Modeling diseases and treatments in humanized mice

Humanized mice refer to mice stably reconstituted or engrafted with human tissues/cells, such as human immune and liver cells. Humanized mice with a reconstituted human immune system are constructed by engrafting immunodeficient mice with human hematopoietic stem cells (HSCs), which then give rise to all human blood lineage cells throughout the lifetime of the mice.

We have made significant contributions to the development of the humanized mouse technology by i) expanding HSCs in vitro for large scale construction of humanized mice, ii) expressing human cytokines in recipient mice to enhance the reconstitution and function of human immune cells, including myeloid lineage cells, and iii) generating humanized mice with human liver cells and matching human immune system.

The stable reconstitution of human cells in mice provides a unique opportunity to model diseases mediated by human cells in the presence of autologous human immune system. By expressing proto-oncogenes Bcl-2 and Myc in human B-lineage cells, we have constructed double-hit lymphoma in humanized mice that exhibits characteristic histopathological features of the human tumor, including infiltration into the central nervous system. We have evaluated the efficacy of anti-CD52 antibody (alentuzumab) for treating double-hit lymphoma and identified a potent synergy between alentuzumab and cyclophosphamide in eliminating bone marrow residual tumor cells. We have also developed humanized mouse models of infectious diseases for various pathogens that infect only human cells, including dengue virus, Plasmodium falciparum, and Epstein Barr Virus (EBV).

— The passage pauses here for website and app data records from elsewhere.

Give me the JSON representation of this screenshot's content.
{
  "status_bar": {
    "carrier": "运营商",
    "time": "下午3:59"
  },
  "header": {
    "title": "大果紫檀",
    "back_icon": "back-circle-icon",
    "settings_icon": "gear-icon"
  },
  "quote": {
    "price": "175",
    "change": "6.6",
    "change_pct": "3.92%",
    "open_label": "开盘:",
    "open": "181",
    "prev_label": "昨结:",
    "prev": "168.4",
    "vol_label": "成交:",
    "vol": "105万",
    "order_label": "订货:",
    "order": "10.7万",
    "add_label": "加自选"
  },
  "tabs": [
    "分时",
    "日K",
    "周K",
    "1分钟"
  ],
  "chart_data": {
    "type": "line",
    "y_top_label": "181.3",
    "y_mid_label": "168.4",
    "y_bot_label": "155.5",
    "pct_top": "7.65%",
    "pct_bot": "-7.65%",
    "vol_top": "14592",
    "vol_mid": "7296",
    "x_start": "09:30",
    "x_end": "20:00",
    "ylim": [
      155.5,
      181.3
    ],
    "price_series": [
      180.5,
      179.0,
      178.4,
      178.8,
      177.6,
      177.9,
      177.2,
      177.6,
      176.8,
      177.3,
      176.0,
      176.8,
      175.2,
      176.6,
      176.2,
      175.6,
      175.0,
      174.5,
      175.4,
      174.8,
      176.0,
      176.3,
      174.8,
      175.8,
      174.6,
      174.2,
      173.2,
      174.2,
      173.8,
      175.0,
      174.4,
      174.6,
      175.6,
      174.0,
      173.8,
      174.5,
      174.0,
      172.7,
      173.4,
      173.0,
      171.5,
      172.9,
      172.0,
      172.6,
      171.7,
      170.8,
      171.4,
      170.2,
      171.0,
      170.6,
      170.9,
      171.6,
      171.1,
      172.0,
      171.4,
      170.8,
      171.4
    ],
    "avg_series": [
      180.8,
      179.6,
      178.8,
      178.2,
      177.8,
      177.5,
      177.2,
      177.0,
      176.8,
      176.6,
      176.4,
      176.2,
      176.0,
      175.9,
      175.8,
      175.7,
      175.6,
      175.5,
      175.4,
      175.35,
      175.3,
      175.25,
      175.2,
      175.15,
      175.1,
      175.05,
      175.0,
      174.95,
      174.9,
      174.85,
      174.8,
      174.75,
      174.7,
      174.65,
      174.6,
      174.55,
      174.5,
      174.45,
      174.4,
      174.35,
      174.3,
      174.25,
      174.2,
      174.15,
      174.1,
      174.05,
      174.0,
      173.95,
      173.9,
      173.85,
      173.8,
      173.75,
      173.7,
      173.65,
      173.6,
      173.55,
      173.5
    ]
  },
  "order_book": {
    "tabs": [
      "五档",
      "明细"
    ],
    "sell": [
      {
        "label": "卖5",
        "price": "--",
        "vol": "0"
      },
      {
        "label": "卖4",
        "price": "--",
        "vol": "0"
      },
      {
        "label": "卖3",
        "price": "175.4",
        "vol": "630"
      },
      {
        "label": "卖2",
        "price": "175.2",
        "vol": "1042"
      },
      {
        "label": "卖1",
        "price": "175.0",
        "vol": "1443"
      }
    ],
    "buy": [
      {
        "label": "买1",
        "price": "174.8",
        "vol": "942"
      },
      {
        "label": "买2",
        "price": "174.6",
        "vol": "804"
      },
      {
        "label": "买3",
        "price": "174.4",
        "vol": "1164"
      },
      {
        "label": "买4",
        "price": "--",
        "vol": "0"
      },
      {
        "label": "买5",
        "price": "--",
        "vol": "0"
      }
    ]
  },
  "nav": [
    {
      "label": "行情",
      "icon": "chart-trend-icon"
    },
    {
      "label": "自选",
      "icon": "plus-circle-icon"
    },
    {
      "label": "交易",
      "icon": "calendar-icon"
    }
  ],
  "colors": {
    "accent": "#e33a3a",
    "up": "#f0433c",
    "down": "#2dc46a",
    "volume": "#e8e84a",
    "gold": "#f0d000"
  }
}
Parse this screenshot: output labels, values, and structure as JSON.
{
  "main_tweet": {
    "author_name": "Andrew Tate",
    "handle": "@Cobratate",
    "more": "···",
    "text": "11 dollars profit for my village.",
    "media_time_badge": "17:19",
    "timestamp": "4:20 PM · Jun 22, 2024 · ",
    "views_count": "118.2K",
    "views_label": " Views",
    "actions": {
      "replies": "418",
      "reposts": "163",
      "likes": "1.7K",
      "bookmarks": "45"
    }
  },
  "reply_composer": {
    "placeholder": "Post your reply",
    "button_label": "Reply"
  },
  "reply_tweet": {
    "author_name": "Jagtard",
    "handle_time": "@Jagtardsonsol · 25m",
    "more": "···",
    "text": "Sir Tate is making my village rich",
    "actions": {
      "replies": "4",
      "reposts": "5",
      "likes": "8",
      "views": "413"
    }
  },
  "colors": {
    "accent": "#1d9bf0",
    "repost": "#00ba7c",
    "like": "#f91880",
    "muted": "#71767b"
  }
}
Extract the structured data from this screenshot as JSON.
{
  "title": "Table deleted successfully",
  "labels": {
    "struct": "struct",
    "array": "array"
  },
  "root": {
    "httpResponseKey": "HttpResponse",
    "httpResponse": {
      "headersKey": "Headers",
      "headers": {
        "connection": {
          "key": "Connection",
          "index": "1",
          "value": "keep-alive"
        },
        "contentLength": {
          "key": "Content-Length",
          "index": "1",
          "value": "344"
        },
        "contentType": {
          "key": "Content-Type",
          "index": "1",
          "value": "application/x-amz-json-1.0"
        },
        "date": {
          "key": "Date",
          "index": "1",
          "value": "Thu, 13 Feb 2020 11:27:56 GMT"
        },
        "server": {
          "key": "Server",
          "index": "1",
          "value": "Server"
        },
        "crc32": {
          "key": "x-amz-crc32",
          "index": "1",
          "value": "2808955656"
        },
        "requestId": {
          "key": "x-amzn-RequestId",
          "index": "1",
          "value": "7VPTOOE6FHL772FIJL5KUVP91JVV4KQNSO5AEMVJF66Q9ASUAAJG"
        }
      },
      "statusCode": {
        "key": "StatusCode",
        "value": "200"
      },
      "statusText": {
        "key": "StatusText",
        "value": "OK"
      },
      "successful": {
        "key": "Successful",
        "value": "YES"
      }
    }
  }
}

Ongoing projects:

  • Molecular mechanisms underlying the progression of human hematologic cancers
  • Mechanisms of cancer immunotherapies in mice with human cancer and autologous human immune system
  • Molecular and cellular mechanisms of immune responses to dengue virus and malaria parasite

Research image

Staining of Cytokeratin 18 (green) and DAPI (blue), markers of cell death, in humanized mice liver cells to investigate the affect of HCV infection (Keng et al. 2016).


Join the team!

We are actively recruiting individuals, including lab technicians, postdoctoral scholars, and graduate students.

Please email Professor Chen ( with your interest and CV/résumé.